How did you compose that music to convey and reveal such a complex story. A big issue and one with a lot of deep emotional ties.

Yes. I divided the scenes in my own mind into what I call internal scenes and external scenes so external scenes are the things that we all see let's say a tour guide speaking to us or the chaotic sound of the continuous incessant hammering on the House because Sarah Winchester was actually a very talented self-taught architect. She ordered her workers to kind of kept on working on the House perpetually. Those are the things we all could hear and also focus on what I call internal scenes where only the sound that were hurt by several Winchester were played.

Those are not the things that we hear but those are the things that are most important to her.

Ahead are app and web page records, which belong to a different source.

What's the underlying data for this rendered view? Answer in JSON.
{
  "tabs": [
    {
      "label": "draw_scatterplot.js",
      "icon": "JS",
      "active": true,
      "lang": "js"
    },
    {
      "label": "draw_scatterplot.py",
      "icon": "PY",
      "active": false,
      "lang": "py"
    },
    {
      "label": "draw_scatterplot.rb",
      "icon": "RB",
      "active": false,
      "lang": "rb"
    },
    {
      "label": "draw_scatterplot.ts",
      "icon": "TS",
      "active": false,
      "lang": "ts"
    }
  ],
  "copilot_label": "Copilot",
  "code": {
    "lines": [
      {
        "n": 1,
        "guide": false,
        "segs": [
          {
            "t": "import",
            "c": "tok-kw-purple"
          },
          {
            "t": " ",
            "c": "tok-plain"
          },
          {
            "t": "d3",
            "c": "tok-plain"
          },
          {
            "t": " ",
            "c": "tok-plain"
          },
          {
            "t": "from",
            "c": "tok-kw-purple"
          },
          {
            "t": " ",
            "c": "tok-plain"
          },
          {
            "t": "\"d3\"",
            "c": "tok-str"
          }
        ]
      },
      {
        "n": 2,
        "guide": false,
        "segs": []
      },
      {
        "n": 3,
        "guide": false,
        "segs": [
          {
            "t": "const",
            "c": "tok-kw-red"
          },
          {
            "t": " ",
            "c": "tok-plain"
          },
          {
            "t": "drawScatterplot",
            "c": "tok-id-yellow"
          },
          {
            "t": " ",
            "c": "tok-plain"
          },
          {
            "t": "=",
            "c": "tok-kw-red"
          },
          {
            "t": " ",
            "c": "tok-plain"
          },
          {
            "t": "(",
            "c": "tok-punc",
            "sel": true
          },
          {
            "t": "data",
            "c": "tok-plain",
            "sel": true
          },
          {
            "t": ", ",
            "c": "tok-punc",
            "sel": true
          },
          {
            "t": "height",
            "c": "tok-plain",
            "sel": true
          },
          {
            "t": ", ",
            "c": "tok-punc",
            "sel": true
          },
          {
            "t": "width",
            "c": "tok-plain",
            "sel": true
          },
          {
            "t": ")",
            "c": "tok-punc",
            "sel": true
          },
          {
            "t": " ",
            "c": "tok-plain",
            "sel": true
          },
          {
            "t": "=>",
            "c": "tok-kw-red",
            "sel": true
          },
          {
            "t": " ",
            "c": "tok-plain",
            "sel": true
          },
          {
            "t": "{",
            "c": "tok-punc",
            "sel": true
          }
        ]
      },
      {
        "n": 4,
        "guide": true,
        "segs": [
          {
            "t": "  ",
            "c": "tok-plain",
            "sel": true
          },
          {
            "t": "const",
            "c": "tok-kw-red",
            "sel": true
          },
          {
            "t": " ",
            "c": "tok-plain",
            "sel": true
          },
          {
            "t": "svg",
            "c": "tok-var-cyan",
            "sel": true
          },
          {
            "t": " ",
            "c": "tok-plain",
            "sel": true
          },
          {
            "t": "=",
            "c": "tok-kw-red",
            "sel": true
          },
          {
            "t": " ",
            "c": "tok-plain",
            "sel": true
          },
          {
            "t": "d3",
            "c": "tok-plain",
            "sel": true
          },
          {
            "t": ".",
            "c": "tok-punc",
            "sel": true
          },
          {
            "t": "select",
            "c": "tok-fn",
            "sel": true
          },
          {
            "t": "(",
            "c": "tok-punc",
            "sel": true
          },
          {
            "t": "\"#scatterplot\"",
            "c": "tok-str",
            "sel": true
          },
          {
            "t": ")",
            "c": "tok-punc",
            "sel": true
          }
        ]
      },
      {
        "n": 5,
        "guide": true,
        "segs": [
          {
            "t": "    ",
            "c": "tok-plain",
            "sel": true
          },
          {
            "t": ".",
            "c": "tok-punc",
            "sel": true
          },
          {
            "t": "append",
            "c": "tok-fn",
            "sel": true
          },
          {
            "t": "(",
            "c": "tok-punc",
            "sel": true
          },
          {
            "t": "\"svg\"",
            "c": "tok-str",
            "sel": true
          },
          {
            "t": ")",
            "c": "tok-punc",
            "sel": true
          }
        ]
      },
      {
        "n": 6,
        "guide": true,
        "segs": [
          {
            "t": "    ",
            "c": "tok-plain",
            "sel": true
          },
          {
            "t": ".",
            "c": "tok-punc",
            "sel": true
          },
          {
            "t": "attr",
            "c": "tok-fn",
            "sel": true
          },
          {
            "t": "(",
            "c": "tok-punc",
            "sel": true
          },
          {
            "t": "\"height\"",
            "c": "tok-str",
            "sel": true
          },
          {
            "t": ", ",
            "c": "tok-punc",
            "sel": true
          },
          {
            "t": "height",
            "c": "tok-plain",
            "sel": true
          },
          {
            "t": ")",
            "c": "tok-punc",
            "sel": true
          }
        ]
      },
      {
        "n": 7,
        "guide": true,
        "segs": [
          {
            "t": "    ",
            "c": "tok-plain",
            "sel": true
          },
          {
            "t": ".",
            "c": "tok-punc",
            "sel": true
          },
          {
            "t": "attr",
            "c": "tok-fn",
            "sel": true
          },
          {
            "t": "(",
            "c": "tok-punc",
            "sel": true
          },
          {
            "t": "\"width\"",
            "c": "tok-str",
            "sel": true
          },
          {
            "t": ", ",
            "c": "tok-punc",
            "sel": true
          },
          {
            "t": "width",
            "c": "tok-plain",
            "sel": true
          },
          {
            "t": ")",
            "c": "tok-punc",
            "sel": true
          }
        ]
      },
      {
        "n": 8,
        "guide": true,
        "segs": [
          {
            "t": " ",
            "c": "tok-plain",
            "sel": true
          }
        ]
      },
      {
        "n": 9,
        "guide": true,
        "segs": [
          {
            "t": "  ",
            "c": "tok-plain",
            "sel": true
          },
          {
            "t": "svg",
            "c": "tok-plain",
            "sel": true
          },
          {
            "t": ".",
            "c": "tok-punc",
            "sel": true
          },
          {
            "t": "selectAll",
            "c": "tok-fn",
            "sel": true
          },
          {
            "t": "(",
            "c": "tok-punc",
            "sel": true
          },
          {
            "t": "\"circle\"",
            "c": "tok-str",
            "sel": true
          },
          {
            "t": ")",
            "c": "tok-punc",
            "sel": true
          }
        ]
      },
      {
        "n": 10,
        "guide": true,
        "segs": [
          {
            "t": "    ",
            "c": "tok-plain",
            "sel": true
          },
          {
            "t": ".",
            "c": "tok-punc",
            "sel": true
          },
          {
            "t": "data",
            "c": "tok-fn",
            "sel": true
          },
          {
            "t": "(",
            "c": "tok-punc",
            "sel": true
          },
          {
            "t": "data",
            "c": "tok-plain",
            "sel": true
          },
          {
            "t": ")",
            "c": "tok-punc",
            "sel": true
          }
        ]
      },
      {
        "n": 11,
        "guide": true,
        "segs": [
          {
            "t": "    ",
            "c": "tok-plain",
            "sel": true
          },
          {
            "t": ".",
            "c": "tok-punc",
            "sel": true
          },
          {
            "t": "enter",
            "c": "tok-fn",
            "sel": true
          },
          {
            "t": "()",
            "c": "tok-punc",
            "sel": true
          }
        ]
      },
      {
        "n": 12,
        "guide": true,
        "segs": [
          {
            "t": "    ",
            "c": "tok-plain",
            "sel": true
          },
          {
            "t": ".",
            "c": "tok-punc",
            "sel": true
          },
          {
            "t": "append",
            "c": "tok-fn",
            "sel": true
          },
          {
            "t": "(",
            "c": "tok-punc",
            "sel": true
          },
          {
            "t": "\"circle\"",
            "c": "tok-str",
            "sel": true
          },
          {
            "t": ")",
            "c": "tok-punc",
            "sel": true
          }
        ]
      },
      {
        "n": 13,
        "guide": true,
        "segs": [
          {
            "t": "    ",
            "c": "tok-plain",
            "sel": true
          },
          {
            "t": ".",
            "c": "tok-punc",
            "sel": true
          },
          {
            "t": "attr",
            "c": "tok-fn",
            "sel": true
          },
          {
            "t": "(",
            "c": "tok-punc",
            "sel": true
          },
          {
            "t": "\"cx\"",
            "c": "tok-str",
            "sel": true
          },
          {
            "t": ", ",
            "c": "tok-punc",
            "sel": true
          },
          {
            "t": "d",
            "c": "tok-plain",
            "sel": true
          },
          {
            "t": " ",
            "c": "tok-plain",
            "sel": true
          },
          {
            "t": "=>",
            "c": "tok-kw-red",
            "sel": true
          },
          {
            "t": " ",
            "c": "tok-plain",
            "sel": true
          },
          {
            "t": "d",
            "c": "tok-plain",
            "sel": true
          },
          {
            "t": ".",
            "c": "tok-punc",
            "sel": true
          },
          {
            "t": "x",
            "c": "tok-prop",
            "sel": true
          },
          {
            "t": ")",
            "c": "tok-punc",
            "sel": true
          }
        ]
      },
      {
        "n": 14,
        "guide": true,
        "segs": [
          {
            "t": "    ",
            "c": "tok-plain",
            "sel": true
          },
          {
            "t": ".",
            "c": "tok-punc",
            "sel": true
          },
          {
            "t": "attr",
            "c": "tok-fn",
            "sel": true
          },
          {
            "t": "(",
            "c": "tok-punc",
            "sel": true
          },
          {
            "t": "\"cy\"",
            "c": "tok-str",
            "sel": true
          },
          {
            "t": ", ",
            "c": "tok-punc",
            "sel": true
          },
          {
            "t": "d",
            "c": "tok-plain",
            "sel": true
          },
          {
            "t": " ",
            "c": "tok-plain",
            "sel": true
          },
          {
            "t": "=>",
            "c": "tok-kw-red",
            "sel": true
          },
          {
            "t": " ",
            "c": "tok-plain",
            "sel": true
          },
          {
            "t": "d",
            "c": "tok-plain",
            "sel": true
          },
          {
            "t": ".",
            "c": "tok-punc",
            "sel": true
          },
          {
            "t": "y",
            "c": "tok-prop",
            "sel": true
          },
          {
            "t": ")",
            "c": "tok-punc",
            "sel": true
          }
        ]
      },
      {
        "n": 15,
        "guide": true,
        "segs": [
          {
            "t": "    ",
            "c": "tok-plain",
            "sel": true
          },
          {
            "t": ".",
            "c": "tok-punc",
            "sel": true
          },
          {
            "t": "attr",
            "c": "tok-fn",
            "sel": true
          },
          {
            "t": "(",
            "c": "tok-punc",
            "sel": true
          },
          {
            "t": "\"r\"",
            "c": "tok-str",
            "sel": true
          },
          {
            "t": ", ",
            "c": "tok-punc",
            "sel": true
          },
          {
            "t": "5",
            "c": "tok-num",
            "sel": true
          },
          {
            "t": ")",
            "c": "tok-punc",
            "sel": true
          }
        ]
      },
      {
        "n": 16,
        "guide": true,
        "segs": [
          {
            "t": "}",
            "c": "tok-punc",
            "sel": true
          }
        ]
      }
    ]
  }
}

For example the sounds that represent her dead daughter any died when she was only one month old. But the image of her daughter. The sound that she felt evokes her presence.

Always in her head until she died. So. That there are themes that evokes the. Daughters presence.

Comes back again and again. There is also the sound of goes wailing.

You know these are people who you know according to legend or maybe you know some numbers are just staggering. Over 100 million people were killed by those guns. And of course studies still need to be conducted to really verify all of that. But there are sounds of the ghost who will come to haunt her. The other thing is that the dad role was in this opera are interchangeable. We have Susan the rookie singing the role of Sarah Winchester. We also have two female singers. They are in the character of servants who brings tea to her and all that. But at the same time they also can transform into a ghost who tried to stop her manipulate her coming to control her confront her.

The same thing goes with the tour guide who you can't also just you know the instant turned into a ghost as well.

All sounds fascinating. Susan what do you hope people take away from this opera.

I think it will have a powerful impact for people who are new to the genre. For people who are entering into the world of opera for the first time and for people who care about how art relates to our society.

Susan Narucki thank you so much for joining us. Thank you so much. Thank you.